Collected data entries
-- -- --
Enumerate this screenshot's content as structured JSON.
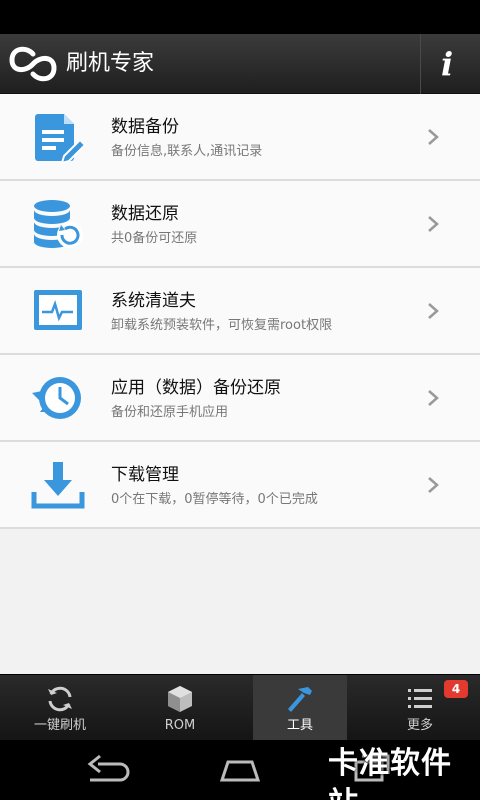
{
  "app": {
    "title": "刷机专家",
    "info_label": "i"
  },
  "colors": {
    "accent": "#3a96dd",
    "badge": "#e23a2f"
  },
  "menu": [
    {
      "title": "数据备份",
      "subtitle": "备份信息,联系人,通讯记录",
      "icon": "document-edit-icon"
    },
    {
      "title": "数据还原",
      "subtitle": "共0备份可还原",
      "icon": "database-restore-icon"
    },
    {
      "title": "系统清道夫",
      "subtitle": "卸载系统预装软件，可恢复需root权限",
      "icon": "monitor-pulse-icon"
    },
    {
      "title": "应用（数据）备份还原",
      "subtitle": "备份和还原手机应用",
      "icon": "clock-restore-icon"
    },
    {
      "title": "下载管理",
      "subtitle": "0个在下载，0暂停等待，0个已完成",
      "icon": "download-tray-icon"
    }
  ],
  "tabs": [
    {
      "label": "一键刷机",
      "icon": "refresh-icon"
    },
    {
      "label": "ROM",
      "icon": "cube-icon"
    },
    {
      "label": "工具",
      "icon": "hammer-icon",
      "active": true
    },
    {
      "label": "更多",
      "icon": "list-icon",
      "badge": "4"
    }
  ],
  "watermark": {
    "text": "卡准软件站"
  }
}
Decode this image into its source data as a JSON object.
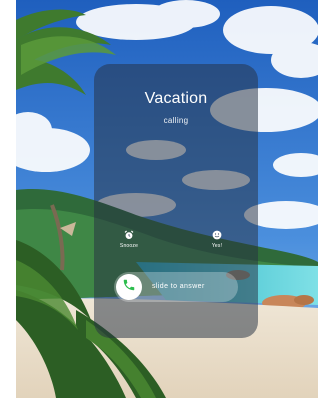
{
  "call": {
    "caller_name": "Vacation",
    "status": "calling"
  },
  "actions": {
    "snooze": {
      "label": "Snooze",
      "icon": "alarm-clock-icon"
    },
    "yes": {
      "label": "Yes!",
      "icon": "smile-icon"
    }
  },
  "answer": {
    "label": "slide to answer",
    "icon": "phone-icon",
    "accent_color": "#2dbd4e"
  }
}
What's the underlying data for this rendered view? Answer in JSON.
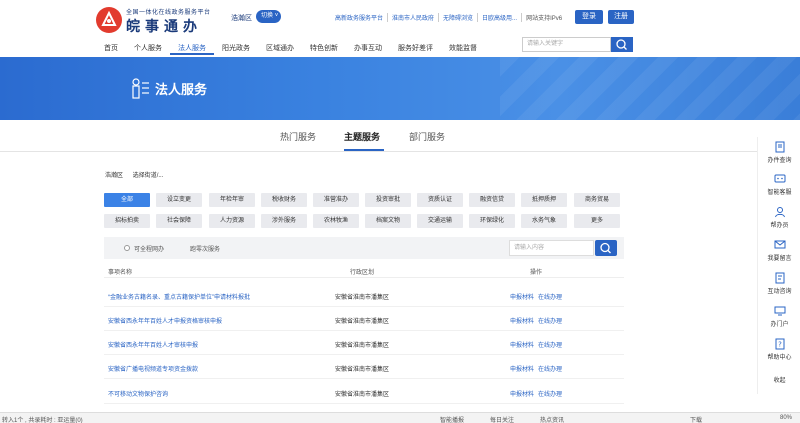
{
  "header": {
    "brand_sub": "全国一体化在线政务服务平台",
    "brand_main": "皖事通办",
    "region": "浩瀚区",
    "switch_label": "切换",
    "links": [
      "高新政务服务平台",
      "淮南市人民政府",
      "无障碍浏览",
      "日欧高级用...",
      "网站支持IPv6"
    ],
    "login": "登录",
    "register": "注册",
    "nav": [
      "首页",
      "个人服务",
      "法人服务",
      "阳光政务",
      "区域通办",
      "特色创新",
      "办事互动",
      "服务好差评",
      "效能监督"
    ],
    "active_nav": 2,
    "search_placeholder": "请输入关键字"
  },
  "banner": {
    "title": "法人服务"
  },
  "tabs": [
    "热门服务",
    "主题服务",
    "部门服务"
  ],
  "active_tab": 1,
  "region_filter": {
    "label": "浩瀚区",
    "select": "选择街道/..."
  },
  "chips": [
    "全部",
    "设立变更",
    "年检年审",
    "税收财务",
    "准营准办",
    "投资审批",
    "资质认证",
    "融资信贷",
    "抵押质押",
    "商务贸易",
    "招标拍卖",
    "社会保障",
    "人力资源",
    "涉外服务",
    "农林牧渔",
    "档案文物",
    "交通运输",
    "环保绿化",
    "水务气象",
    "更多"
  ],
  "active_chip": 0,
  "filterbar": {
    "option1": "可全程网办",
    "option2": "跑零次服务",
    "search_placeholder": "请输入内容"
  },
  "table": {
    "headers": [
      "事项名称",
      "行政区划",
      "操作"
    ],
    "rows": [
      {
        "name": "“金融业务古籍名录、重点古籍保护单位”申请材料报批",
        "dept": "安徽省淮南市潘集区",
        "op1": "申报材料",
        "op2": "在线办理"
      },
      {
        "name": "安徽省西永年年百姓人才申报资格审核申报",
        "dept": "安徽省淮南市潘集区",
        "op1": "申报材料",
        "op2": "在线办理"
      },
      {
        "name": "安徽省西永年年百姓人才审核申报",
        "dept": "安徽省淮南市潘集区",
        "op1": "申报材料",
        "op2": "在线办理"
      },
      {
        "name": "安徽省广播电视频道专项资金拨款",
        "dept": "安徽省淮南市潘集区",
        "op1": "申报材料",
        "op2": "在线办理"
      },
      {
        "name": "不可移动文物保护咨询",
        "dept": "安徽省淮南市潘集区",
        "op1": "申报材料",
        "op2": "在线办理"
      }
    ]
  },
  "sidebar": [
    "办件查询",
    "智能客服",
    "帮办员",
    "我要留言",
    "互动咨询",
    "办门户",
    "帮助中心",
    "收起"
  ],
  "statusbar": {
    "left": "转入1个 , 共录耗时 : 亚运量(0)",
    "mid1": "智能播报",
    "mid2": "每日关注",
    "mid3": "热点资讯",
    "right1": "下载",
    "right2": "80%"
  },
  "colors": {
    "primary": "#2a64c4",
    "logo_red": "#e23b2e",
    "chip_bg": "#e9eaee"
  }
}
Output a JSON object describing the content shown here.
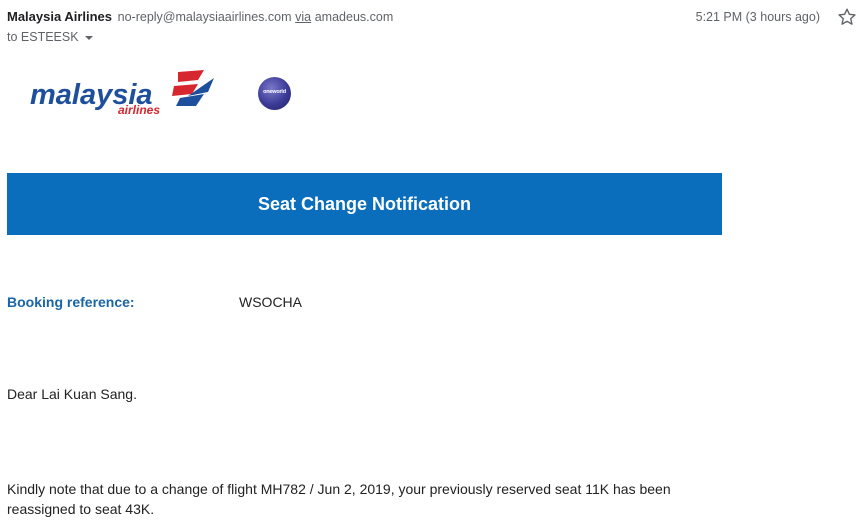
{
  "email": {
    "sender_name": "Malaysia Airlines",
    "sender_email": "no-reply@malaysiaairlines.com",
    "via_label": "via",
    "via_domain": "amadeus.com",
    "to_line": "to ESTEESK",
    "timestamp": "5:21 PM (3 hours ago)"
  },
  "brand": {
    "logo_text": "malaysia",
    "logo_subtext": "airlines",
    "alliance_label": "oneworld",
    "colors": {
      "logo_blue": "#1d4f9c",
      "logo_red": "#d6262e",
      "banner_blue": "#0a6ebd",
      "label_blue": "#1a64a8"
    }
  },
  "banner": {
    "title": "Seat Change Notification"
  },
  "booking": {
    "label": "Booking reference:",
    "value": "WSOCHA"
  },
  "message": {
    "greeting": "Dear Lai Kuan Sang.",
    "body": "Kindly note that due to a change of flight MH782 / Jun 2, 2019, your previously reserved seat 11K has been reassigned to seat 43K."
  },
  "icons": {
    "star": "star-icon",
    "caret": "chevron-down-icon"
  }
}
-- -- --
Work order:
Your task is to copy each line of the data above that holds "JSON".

Response below:
Enumerate this screenshot's content as structured JSON.
Decode this image into its source data as a JSON object.
What's the underlying data for this rendered view? Answer in JSON.
Output a JSON object describing the content shown here.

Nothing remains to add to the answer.